● INPUT RECORDS:
__________________________________________________

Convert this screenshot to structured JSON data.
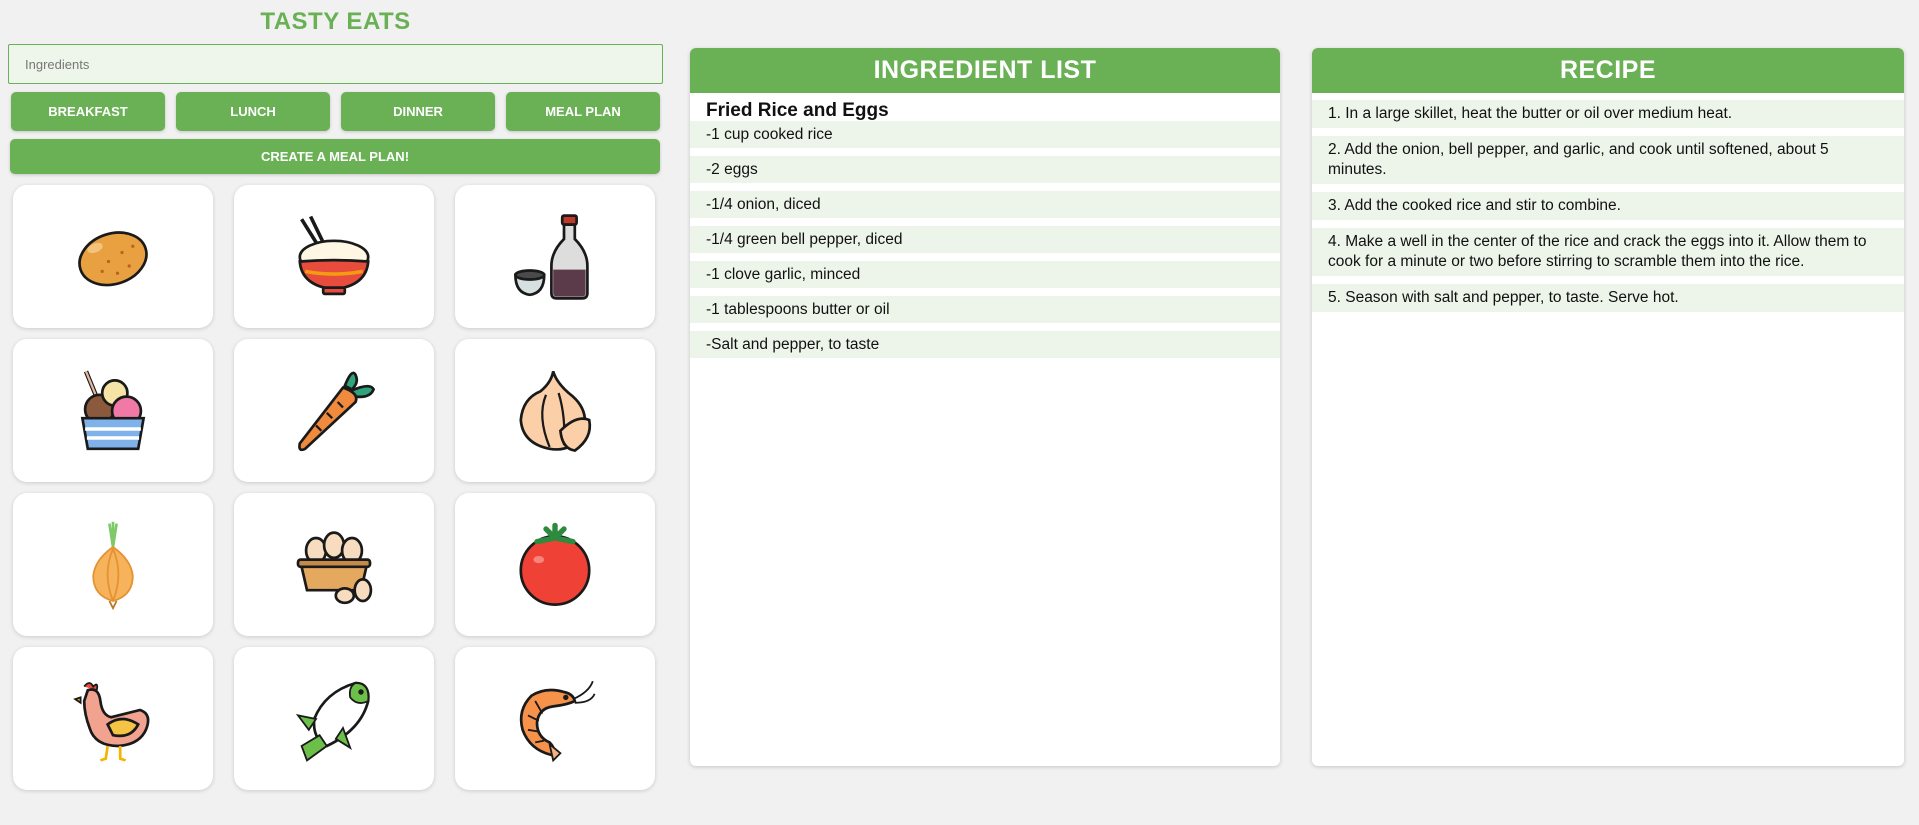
{
  "app": {
    "title": "TASTY EATS"
  },
  "search": {
    "placeholder": "Ingredients",
    "value": ""
  },
  "meal_buttons": [
    "BREAKFAST",
    "LUNCH",
    "DINNER",
    "MEAL PLAN"
  ],
  "create_button": "CREATE A MEAL PLAN!",
  "colors": {
    "accent": "#6ab055",
    "item_bg": "#edf5ea",
    "background": "#f1f1f1"
  },
  "ingredient_tiles": [
    {
      "icon": "potato-icon"
    },
    {
      "icon": "rice-bowl-icon"
    },
    {
      "icon": "soy-sauce-icon"
    },
    {
      "icon": "ice-cream-icon"
    },
    {
      "icon": "carrot-icon"
    },
    {
      "icon": "garlic-icon"
    },
    {
      "icon": "onion-icon"
    },
    {
      "icon": "eggs-basket-icon"
    },
    {
      "icon": "tomato-icon"
    },
    {
      "icon": "chicken-icon"
    },
    {
      "icon": "fish-icon"
    },
    {
      "icon": "shrimp-icon"
    }
  ],
  "ingredient_panel": {
    "title": "INGREDIENT LIST",
    "dish": "Fried Rice and Eggs",
    "items": [
      "-1 cup cooked rice",
      "-2 eggs",
      "-1/4 onion, diced",
      "-1/4 green bell pepper, diced",
      "-1 clove garlic, minced",
      "-1 tablespoons butter or oil",
      "-Salt and pepper, to taste"
    ]
  },
  "recipe_panel": {
    "title": "RECIPE",
    "steps": [
      "1. In a large skillet, heat the butter or oil over medium heat.",
      "2. Add the onion, bell pepper, and garlic, and cook until softened, about 5 minutes.",
      "3. Add the cooked rice and stir to combine.",
      "4. Make a well in the center of the rice and crack the eggs into it. Allow them to cook for a minute or two before stirring to scramble them into the rice.",
      "5. Season with salt and pepper, to taste. Serve hot."
    ]
  }
}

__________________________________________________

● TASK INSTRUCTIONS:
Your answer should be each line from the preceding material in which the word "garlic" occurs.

● REPLY:
      "icon": "garlic-icon"
      "-1 clove garlic, minced",
      "2. Add the onion, bell pepper, and garlic, and cook until softened, about 5 minutes.",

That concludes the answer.